And it’s great to know the organizations that benefit financially from what we make happen in a room. When I heard that this year was benefiting Date Rape Awareness Milwaukee, I would’ve come back anyway, but once I heard that was the beneficiary, it was so important. I don’t know how much people can tell what I’m saying in the song lyrics, but a lot of things that I’ve written about have been in reference to shitty things that I’ve experienced in the world. There’s actually one song on Go Milk Yourself called “Sour Grapes” that’s about my date rape. It was the way I was able to process and take ownership of my feelings. It blows my mind that we’re all going to be in the that room together, and it’s so necessary to cast a lens on that kind of aggression that exists in the world. For everyone in the room, if they haven’t experienced it themselves, there’s someone they know or someone standing next to them who has. I think it’s really important that we’re not only supporting each other musically, but we can try to make people aware.

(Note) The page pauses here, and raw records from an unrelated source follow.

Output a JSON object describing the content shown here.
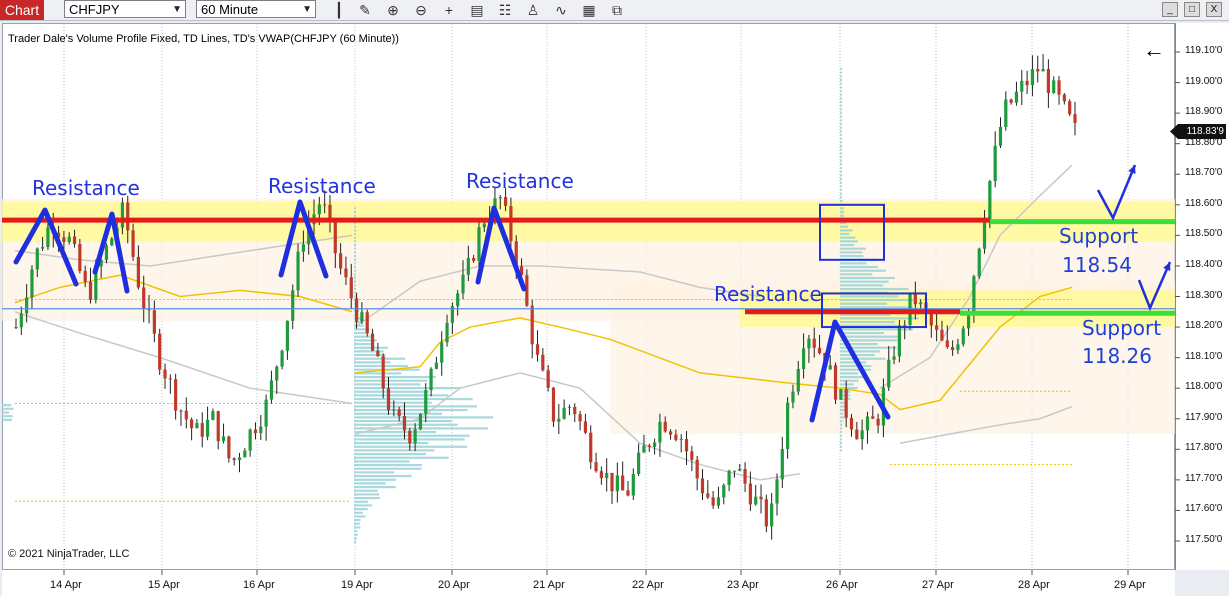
{
  "toolbar": {
    "chart_tab": "Chart",
    "instrument": "CHFJPY",
    "interval": "60 Minute",
    "icons": [
      "bar-type-icon",
      "draw-pencil-icon",
      "zoom-in-icon",
      "zoom-out-icon",
      "crosshair-icon",
      "data-box-icon",
      "properties-icon",
      "strategies-icon",
      "indicators-icon",
      "templates-icon",
      "share-icon"
    ]
  },
  "window": {
    "min": "_",
    "max": "□",
    "close": "X"
  },
  "chart": {
    "title": "Trader Dale's Volume Profile Fixed, TD Lines, TD's VWAP(CHFJPY (60 Minute))",
    "copyright": "© 2021 NinjaTrader, LLC",
    "back_arrow": "←",
    "current_price": "118.83'9",
    "price_ticks": [
      "119.10'0",
      "119.00'0",
      "118.90'0",
      "118.80'0",
      "118.70'0",
      "118.60'0",
      "118.50'0",
      "118.40'0",
      "118.30'0",
      "118.20'0",
      "118.10'0",
      "118.00'0",
      "117.90'0",
      "117.80'0",
      "117.70'0",
      "117.60'0",
      "117.50'0"
    ],
    "date_ticks": [
      "14 Apr",
      "15 Apr",
      "16 Apr",
      "19 Apr",
      "20 Apr",
      "21 Apr",
      "22 Apr",
      "23 Apr",
      "26 Apr",
      "27 Apr",
      "28 Apr",
      "29 Apr"
    ],
    "annotations": {
      "resistance1": "Resistance",
      "resistance2": "Resistance",
      "resistance3": "Resistance",
      "resistance4": "Resistance",
      "support1": "Support",
      "support1_value": "118.54",
      "support2": "Support",
      "support2_value": "118.26"
    },
    "colors": {
      "up_candle": "#1e9b3c",
      "down_candle": "#c0392b",
      "level_red": "#e31b1b",
      "level_green": "#39e03c",
      "zone_yellow": "#fffb6a",
      "annotation_blue": "#1f2fe0",
      "volume_profile": "#9fd5d8",
      "vwap": "#f2c200",
      "band": "#c8c8c8"
    }
  },
  "chart_data": {
    "type": "candlestick",
    "ylim": [
      117.45,
      119.17
    ],
    "x_categories": [
      "14 Apr",
      "15 Apr",
      "16 Apr",
      "19 Apr",
      "20 Apr",
      "21 Apr",
      "22 Apr",
      "23 Apr",
      "26 Apr",
      "27 Apr",
      "28 Apr",
      "29 Apr"
    ],
    "levels": [
      {
        "price": 118.54,
        "label": "Support 118.54"
      },
      {
        "price": 118.26,
        "label": "Support 118.26"
      }
    ],
    "close_path": [
      118.2,
      118.42,
      118.55,
      118.48,
      118.3,
      118.45,
      118.58,
      118.3,
      118.1,
      117.95,
      117.85,
      117.9,
      117.75,
      117.85,
      117.95,
      118.2,
      118.5,
      118.62,
      118.4,
      118.25,
      118.1,
      117.9,
      117.85,
      118.0,
      118.25,
      118.35,
      118.55,
      118.62,
      118.4,
      118.1,
      117.9,
      117.95,
      117.8,
      117.7,
      117.65,
      117.8,
      117.9,
      117.85,
      117.7,
      117.6,
      117.75,
      117.65,
      117.55,
      117.95,
      118.2,
      118.1,
      117.95,
      117.85,
      117.9,
      118.15,
      118.3,
      118.2,
      118.1,
      118.25,
      118.6,
      118.9,
      118.98,
      119.05,
      118.95,
      118.84
    ]
  }
}
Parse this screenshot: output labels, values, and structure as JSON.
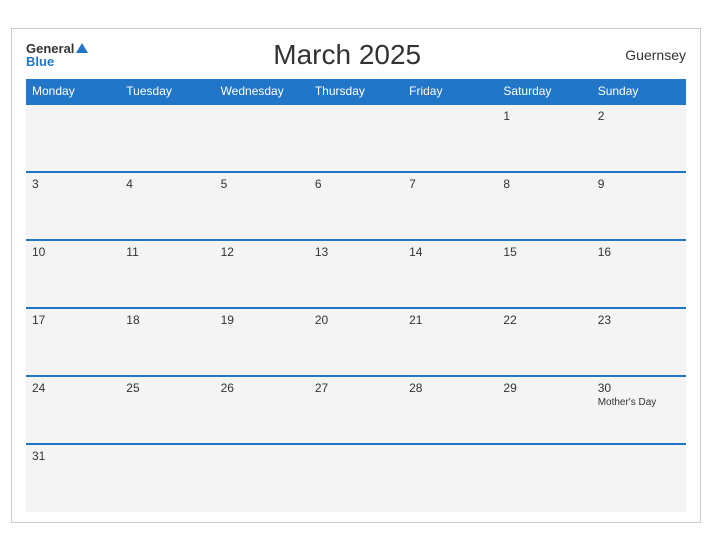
{
  "header": {
    "logo_general": "General",
    "logo_blue": "Blue",
    "title": "March 2025",
    "region": "Guernsey"
  },
  "weekdays": [
    "Monday",
    "Tuesday",
    "Wednesday",
    "Thursday",
    "Friday",
    "Saturday",
    "Sunday"
  ],
  "weeks": [
    [
      {
        "day": "",
        "event": ""
      },
      {
        "day": "",
        "event": ""
      },
      {
        "day": "",
        "event": ""
      },
      {
        "day": "",
        "event": ""
      },
      {
        "day": "",
        "event": ""
      },
      {
        "day": "1",
        "event": ""
      },
      {
        "day": "2",
        "event": ""
      }
    ],
    [
      {
        "day": "3",
        "event": ""
      },
      {
        "day": "4",
        "event": ""
      },
      {
        "day": "5",
        "event": ""
      },
      {
        "day": "6",
        "event": ""
      },
      {
        "day": "7",
        "event": ""
      },
      {
        "day": "8",
        "event": ""
      },
      {
        "day": "9",
        "event": ""
      }
    ],
    [
      {
        "day": "10",
        "event": ""
      },
      {
        "day": "11",
        "event": ""
      },
      {
        "day": "12",
        "event": ""
      },
      {
        "day": "13",
        "event": ""
      },
      {
        "day": "14",
        "event": ""
      },
      {
        "day": "15",
        "event": ""
      },
      {
        "day": "16",
        "event": ""
      }
    ],
    [
      {
        "day": "17",
        "event": ""
      },
      {
        "day": "18",
        "event": ""
      },
      {
        "day": "19",
        "event": ""
      },
      {
        "day": "20",
        "event": ""
      },
      {
        "day": "21",
        "event": ""
      },
      {
        "day": "22",
        "event": ""
      },
      {
        "day": "23",
        "event": ""
      }
    ],
    [
      {
        "day": "24",
        "event": ""
      },
      {
        "day": "25",
        "event": ""
      },
      {
        "day": "26",
        "event": ""
      },
      {
        "day": "27",
        "event": ""
      },
      {
        "day": "28",
        "event": ""
      },
      {
        "day": "29",
        "event": ""
      },
      {
        "day": "30",
        "event": "Mother's Day"
      }
    ],
    [
      {
        "day": "31",
        "event": ""
      },
      {
        "day": "",
        "event": ""
      },
      {
        "day": "",
        "event": ""
      },
      {
        "day": "",
        "event": ""
      },
      {
        "day": "",
        "event": ""
      },
      {
        "day": "",
        "event": ""
      },
      {
        "day": "",
        "event": ""
      }
    ]
  ]
}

MR: It is a really necessary thing. You’re on stage and singing “Sour Grapes” and maybe someone out there has dealt with a similarly horrible atrocity and can take some sort of comfort in knowing they’re not alone, even if what they’re not alone in is being victimized.

FS: Yeah, and I think, too, that feeling like you’re not alone is something that the fest iterates. When I first met Olivia, I think that was a point when I started to realize I’m not alone up there and the things I’m saying are affecting and impactful. There are things I’ve experienced. Let’s talk about it in a room with music.

MR: You mentioned that you wrote some new things before you left. What’s the new material like? How does it differ from Go Milk Yourself and earlier work?

FS: I don’t know. I was listening to our first album this morning and we just sounded so little. We sounded like kids. At the beginning, it was very garage and pop-punk and—I don’t want to say simple—even the way I sang was a lot of upper register and kind of naive harmonies. As we’ve progressed, it’s gotten heavier, especially on these new songs. There’s some harder stuff and I feel like the album is a lot more lyrically mature. I was dealing with a lot of heavy shit in my life before I left and I think a lot of that came out in this album. I think Appleseeds 1.0 was fun because I wasn’t dealing with anything. Now that I’m older, I’m tending to explore that shit in the music.

MR: So you’re back for now and you have new songs for an album this year, but what’s next for you and the band? Are you staying here for a while or is there another hike in the works?

FS: Milam and I are moving to Chicago at the end of this month, and a part of the reason we chose Chicago was because of its proximity to Milwaukee, because we all want to keep playing music together. When I think about bands like Tenement, Landlord, and Hot New Mexicans, they all live in different cities, but still play together, make music, and tour. We have no idea what’s going to happen, but that’s kind of been my life for the last year, which is why I think I left in the first place. I knew exactly everything that was happening all of the time. Nothing was new. That’s death. But it’s good to be alive and to not know.

Appleseeds play at Company Brewing on Saturday, January 23 as part of the second annual Riverwest FemFest. The show is $10, with all proceeds going to Milwaukee Women’s Center and Date Rape Awareness Milwaukee.

About The Author

Tyler Maas
Co-Founder and Editor

Before co-founding Milwaukee Record, Tyler Maas wrote for virtually every Milwaukee publication (except Wassup! Magazine). He lives in Bay View and enjoys both stuff and things.